• **EXERCISE AIM**
Among the entries that follow, some lines contain the word "this". Show all of them.

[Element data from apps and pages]
[Start of Attachment]

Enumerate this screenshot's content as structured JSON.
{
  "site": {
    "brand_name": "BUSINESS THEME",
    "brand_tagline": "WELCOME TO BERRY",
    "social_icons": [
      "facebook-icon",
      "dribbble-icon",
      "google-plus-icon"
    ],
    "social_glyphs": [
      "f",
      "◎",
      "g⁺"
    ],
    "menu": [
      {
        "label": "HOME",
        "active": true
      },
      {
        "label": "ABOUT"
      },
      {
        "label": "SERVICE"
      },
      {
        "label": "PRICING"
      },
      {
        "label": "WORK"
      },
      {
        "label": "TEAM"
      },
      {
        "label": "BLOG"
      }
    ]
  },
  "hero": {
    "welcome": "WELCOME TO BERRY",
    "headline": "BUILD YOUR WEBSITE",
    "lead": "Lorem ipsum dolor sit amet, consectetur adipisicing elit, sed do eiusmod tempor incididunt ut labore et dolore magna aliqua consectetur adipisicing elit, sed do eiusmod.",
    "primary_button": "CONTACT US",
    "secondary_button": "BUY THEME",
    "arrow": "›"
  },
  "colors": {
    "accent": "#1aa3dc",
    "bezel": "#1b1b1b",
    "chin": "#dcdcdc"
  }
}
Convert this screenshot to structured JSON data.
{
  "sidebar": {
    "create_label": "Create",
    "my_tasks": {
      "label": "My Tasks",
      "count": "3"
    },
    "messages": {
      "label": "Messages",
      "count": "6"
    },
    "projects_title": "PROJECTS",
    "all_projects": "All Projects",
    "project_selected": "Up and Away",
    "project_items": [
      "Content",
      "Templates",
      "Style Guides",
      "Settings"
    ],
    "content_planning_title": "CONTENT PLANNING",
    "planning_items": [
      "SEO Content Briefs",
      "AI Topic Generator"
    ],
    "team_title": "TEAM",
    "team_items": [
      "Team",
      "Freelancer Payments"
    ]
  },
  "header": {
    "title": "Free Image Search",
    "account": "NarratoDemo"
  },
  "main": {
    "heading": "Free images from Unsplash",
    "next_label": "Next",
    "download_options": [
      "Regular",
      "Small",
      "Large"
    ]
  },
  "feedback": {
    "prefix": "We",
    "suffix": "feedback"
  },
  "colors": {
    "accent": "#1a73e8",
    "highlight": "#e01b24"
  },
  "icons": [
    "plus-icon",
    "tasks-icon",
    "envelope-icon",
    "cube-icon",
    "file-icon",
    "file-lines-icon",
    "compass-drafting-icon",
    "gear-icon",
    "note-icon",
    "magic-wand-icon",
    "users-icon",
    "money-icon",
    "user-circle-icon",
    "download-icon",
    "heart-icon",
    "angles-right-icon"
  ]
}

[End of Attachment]

• **EXERCISE OUTPUT**
Enumerate this screenshot's content as structured JSON.
Convert this screenshot to structured JSON data.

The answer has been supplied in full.